If you have recently found out that you have chlamydia, or you suspect that you will receive a chlamydia diagnosis. This may be the article for you.
We will discuss chlamydia treatment, how long it takes to treat chlamydia, how to know when chlamydia has successfully been treated, and what happens if chlamydia goes untreated.
Chlamydia treatment involves oral antibiotics.
Your doctor will prescribe the antibiotics should you receive a chlamydia diagnosis. Antibiotics may also be recommended for your sexual partner if you have been having unprotected sex within that given timeframe.
There are different therapeutic options available to treat chlamydia, including:
From the beginning of your treatment process, the infection should clear up in around one week. Your health practitioner may recommend that you abstain from sex until you have been re-tested for chlamydia.
On average, it takes 7 days to treat chlamydia from the moment you start taking medication.
You should abstain from sex during this 7 day period as it is possible to pass the infection to other people during this period, even if you are not experiencing any symptoms.
The only way to be fully sure that your chlamydia has cleared is to get re-tested following treatment. The infection should be cleared 7 days after you have started your course of antibiotics.
Finishing the entire course of antibiotics is very important or you could be at risk infecting your partner and/or becoming reinfected.
The antibiotics that are used to treat chlamydia are generally very effective. Research shows that doxycycline is practically 100 percent effective in eliminating chlamydia, with slightly lower curation rates for azithromycin.
The most common reasons why chlamydia treatment can fail is not taking the full course of antibiotics, and not abstaining from sex during the recommended time. It’s very important to finish your course of antibiotics as prescribed by your doctor, even if you’re no longer experiencing symptoms before you finish the medication.
It is equally important that both you and your partner are treated for chlamydia before you have sex again to lower the risk of re-infection, as well as waiting the recommended time period.
If chlamydia goes untreated, it can lead to serious health complications in both males and females.
Untreated chlamydia can increase a person’s chances of contracting other STDs, including the chance of acquiring or transmitting the human immunodeficiency virus (HIV).
Epididymitis is an infection which leads to the swelling in the testicles and the epididymis. The epididymis refers to the tube located at the back of the testicle that carries and stores sperm. Epididymis can feel like a sudden, sharp or gradual dull pain. The testicles and scrotum may feel swollen or tender. Epididymitis can be treated with a course of antibiotics. If it is left untreated, it may affect male fertility. This might feel like a sudden or gradual pain and the scrotum may feel tender and swollen.
Reactive arthritis is a condition that may arise from long-term untreated chlamydia. The condition causes swelling and redness in the body’s joints, particularly in the feet, ankles and knees. Reactive arthritis may develop in those living with untreated chlamydia. It develops after a bacterial infection such as a sexually transmitted infection or food poisoning.

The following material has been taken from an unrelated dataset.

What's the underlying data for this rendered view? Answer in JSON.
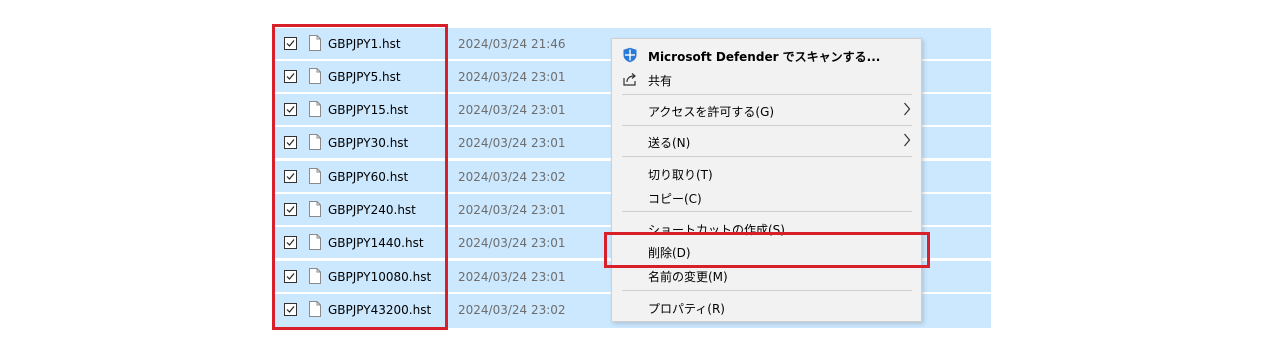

The symptoms of reactive arthritis include pain and stiffness in the joints, urinary problems, eye inflammation, or swollen toes and fingers. If you develop any of reactive arthritis following a bacterial infection, it’s important to reach out to your health care provider.

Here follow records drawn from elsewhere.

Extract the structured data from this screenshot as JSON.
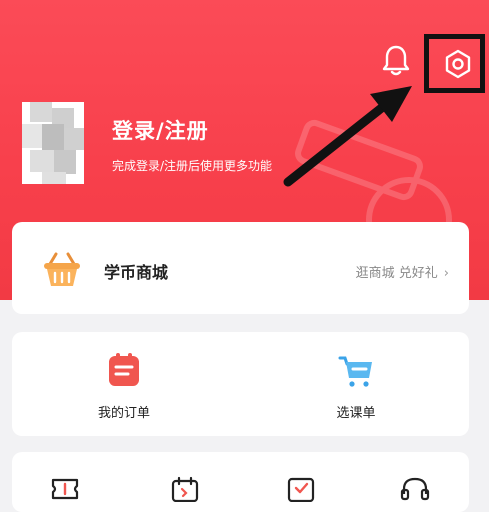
{
  "header": {
    "login_title": "登录/注册",
    "login_subtitle": "完成登录/注册后使用更多功能",
    "bell_icon": "bell-icon",
    "settings_icon": "settings-icon",
    "accent_color": "#f8404c"
  },
  "mall": {
    "title": "学币商城",
    "link": "逛商城 兑好礼",
    "chevron": "›"
  },
  "orders": {
    "items": [
      {
        "label": "我的订单",
        "icon": "order-list-icon"
      },
      {
        "label": "选课单",
        "icon": "shopping-cart-icon"
      }
    ]
  },
  "tools": {
    "icons": [
      "ticket-icon",
      "calendar-icon",
      "checklist-icon",
      "headset-icon"
    ]
  }
}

Women are at an increased risk of contracting other STDs in the same way that males may be if they are living with untreated chlamydia, meaning that untreated chlamydia in women may also increase the risk of acquiring or transmitting the human immunodeficiency virus (HIV).
If left untreated, chlamydia can spread to the womb, ovaries and fallopian tubes. This can lead to a condition called pelvic inflammatory disease (PID).

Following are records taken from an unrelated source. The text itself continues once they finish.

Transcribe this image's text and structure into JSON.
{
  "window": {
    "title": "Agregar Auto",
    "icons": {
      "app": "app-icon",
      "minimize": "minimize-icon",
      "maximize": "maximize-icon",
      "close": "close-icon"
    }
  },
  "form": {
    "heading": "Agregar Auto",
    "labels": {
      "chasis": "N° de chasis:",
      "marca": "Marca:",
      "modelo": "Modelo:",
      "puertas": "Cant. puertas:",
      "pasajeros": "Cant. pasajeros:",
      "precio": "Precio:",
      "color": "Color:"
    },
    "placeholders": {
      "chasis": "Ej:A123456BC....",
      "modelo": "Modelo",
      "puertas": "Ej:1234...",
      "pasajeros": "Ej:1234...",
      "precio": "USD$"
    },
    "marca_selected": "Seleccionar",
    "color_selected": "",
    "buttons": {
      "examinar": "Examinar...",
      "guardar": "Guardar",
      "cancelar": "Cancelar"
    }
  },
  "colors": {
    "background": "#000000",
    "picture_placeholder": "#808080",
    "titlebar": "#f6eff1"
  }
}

Over time, PID can lead to a number of health complications such as:
In most cases, the symptoms and treatment for pelvic inflammatory disease are the same. PID is treated using antibiotics.
Untreated chlamydia can lead to fertility and pregnancy complications. If you do not get treated for chlamydia before becoming pregnant, the infection can be passed to the baby which could lead to an eye infection (conjunctivitis) and/or a lung infection (pneumonia).
Untreated chlamydia can lead to premature births and/or a low birth rate. The good news is that it is possible to get tested and treated for chlamydia before or during pregnancy.
Chlamydia is often known as the “silent disease” due to the fact that it so rarely showcases symptoms. If you are concerned that you have contracted chlamydia, do not put off getting tested, whether you visit your doctor or opt for a home STD testing option.
How long can I have chlamydia without knowing?
It is possible to have chlamydia for months and in some cases, even years.
As chlamydia often doesn’t have symptoms, it is possible to have chlamydia for an extended period of time without knowing that you have it.
How can you get chlamydia if no one cheats?
It is possible to carry bacteria for a long time if you are not treated, therefore it is possible to infect your partner or be infected by your partner a long time after the initial infection.
How do you know when chlamydia goes away?
The only way to know if chlamydia has cleared is to get re-tested. Typically in those who have symptoms, the symptoms will begin to clear up once the treatment process has been started.